At the heart of the system are high intensity strobes, driven by high powered pulse electronics technology that the company says is unlike anything on the market today. The strobes deliver energy to the target surface, selectively heating and fusing ink particles, and forming highly conductive pathways. The photonic curing process specifically targets inks and thin-film depositions, functionalizing them without heating or damaging the substrates on which they are printed, or affecting nearby thermally sensitive components.

“The whole system is designed to deliver energy in short bursts, less than 50 microseconds. It’s shockingly fast,” Farnsworth says. “It works because it’s so quick, and if you flash once every second, you have a duty cycle of .01 percent. That’s pretty low. That’s how we are able to get a lot of processing speed, with lots of downtime between pulses. That’s been part of the engineering.”

NovaCentrix was launched in 1999 as a nanotechnologies company, and its first name was Nanotechnologies. The company was commercializing technology in making nano powders, such as oxides, nitrides and metals. “These are typically spherical or crystalline in shape, solid forms – not platelets, tubes, fibers or shells. We could get very accurate control of particle size below 10 nanometers and up to 100 nanometers,” says Farnsworth, who has been with the company since its launch.

A few years ago the company decided to refocus its efforts on three markets that it had been supplying and develop products just for those: printed electronics, antimicrobial, and defense. “We worked on those three in parallel, which was exciting but tough for 25 people,” Farnsworth recalls. After a year, however, the company sharpened its focus even further to devote itself to printed electronics.
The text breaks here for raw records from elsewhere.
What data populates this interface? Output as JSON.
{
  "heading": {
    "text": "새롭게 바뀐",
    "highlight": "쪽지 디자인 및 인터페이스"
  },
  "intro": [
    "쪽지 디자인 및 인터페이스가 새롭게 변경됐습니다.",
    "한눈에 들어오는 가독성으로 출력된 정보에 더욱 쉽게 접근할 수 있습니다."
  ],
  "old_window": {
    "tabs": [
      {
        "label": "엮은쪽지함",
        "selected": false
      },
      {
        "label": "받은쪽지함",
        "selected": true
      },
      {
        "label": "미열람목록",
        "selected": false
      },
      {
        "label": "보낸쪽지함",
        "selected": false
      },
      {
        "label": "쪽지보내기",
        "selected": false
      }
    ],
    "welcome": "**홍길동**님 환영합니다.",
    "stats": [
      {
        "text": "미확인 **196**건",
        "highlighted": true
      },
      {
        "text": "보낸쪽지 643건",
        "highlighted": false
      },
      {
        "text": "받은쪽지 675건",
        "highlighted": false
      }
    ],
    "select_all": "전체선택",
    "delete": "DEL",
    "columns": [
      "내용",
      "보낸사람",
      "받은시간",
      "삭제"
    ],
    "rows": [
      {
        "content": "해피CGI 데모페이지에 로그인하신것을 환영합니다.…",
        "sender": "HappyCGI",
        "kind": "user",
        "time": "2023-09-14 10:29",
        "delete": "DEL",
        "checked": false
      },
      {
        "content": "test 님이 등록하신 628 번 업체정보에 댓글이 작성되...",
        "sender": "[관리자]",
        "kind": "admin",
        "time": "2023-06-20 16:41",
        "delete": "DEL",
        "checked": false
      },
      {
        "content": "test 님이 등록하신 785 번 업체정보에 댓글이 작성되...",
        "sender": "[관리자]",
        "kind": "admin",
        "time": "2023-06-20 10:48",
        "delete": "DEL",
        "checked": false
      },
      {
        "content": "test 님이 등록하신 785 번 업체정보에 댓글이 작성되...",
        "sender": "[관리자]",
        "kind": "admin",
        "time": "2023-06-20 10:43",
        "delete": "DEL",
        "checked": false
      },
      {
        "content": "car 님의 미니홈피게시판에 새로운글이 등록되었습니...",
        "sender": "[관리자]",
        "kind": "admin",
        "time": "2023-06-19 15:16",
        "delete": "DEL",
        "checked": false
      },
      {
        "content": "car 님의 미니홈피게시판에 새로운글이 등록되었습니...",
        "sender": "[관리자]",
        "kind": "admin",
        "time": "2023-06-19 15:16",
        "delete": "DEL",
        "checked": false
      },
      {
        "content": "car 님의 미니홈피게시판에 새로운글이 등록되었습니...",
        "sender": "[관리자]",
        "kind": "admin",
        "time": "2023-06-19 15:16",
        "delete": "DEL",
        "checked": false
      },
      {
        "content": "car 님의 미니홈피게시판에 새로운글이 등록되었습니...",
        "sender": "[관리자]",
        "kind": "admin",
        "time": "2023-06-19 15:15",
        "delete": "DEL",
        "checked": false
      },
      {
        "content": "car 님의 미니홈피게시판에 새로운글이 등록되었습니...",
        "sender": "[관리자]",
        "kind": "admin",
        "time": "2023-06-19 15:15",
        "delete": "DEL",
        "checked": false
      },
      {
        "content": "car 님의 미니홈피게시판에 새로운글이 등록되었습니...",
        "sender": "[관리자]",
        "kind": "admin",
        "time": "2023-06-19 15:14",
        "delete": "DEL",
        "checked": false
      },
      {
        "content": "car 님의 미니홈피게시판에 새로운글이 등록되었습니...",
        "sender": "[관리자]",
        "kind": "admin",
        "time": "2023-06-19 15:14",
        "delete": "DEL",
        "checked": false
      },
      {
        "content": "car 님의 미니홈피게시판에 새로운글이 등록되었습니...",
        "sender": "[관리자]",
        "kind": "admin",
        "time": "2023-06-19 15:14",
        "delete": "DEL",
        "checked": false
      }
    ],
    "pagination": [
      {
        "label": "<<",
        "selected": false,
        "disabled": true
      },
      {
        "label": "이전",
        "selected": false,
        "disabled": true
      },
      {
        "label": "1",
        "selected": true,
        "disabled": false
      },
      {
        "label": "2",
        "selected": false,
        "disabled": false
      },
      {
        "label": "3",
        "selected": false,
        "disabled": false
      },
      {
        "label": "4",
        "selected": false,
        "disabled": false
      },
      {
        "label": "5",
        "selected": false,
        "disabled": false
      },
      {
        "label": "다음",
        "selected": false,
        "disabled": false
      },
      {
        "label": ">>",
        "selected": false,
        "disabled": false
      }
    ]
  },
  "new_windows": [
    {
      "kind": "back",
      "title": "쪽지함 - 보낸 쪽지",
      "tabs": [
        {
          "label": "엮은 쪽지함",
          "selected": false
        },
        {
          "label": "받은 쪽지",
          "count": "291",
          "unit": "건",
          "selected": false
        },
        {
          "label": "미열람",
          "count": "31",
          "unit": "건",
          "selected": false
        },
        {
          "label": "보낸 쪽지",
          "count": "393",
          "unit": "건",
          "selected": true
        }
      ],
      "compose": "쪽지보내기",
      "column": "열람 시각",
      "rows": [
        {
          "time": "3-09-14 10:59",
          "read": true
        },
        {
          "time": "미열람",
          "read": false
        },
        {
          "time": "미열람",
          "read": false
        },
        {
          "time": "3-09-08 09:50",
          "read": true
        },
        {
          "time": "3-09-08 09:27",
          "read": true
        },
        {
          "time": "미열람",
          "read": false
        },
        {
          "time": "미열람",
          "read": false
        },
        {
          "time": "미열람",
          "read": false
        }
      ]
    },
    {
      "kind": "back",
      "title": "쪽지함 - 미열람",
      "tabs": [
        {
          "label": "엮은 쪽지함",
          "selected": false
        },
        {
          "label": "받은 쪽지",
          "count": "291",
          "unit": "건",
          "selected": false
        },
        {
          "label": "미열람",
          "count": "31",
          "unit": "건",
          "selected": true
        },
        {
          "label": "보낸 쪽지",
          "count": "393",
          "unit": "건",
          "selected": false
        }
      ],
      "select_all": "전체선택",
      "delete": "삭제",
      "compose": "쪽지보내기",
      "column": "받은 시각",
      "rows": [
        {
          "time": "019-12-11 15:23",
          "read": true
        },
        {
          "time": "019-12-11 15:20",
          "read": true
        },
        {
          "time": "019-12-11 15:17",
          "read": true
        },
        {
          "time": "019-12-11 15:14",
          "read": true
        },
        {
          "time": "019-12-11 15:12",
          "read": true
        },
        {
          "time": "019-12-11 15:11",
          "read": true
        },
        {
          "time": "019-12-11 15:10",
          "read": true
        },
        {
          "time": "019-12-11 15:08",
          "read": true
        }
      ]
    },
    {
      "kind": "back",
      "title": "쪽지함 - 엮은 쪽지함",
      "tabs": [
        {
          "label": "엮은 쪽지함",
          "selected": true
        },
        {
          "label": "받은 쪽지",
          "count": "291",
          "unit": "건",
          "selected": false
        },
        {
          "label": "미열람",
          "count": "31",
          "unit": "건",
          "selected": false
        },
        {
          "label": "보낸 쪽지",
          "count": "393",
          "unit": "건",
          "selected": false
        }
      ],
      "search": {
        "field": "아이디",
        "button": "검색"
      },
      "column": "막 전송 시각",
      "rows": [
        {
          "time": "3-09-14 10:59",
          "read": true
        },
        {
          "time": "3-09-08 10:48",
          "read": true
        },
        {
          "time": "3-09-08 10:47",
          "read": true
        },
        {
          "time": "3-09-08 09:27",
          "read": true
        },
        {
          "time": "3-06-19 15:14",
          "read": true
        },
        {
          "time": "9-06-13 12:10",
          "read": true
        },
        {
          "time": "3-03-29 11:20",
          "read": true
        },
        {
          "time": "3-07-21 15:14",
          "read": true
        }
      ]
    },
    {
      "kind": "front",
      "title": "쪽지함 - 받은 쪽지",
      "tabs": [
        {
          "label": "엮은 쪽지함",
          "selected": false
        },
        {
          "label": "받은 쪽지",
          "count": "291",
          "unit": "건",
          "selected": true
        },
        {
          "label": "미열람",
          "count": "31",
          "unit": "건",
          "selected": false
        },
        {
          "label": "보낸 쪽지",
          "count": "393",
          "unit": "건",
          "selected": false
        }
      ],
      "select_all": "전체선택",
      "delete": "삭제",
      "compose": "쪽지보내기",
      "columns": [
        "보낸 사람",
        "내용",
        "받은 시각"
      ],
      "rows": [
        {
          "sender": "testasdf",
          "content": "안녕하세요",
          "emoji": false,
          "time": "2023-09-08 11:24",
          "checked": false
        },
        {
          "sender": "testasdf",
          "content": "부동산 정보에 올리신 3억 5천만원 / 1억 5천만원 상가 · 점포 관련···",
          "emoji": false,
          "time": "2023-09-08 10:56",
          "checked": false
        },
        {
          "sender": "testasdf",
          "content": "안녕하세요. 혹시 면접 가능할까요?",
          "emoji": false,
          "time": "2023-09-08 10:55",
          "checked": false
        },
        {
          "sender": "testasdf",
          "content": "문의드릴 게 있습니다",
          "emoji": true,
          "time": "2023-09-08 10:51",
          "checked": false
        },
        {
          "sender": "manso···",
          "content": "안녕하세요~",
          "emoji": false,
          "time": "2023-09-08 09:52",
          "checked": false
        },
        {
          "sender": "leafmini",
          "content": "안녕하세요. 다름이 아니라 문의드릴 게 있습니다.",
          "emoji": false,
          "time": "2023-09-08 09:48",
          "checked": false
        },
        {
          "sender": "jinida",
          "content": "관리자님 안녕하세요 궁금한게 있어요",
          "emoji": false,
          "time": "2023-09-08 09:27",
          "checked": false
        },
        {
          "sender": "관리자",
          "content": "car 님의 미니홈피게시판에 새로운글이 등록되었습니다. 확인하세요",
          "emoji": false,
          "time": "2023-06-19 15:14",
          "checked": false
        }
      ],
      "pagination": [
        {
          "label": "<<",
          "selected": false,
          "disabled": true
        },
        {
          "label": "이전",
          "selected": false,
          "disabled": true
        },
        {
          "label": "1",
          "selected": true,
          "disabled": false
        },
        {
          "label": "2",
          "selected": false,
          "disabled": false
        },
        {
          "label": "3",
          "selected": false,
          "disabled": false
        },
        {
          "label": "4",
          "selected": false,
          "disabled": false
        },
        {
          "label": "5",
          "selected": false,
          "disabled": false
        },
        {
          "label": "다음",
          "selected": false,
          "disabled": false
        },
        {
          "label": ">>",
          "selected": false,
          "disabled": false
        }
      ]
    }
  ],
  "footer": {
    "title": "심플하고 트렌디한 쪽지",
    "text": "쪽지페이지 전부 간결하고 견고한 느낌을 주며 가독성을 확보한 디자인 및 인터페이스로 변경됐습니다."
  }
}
“Three to six years ago, when customers were taking orders for nanopowders, we developed capabilities to make dispersions,” he says. “Now we have some electroconductive inks. So we make materials, we make electroconductive inks, we buy materials from others. We don’t make printers. We have some printing capability, and are in the process of growing it, but we are not a print shop at this time.

But NovaCentrix does make the PulseForge, and it is about to launch a more muscular sibling of the 3100, to be called the 3300. “It is designed for two types of applications: very high speed processing, at 1,000 feet per minute, for the packaging folks; but its primary design intent is to work with semiconductor materials. This is really annealing thin film semiconductor materials that have been deposited in an amorphous structure that we can crystallize. And also to process nanoparticles.”

NovaCentrix was founded in 1999 as Nanotechnologies Inc., by Dennis Wilson, a member of the mechanical engineering faculty at the University of Texas. Today the company is headed by Charles Munson. Kurt Schroder is the chief scientist and developer/patent co-holder of the initial PulseForge process.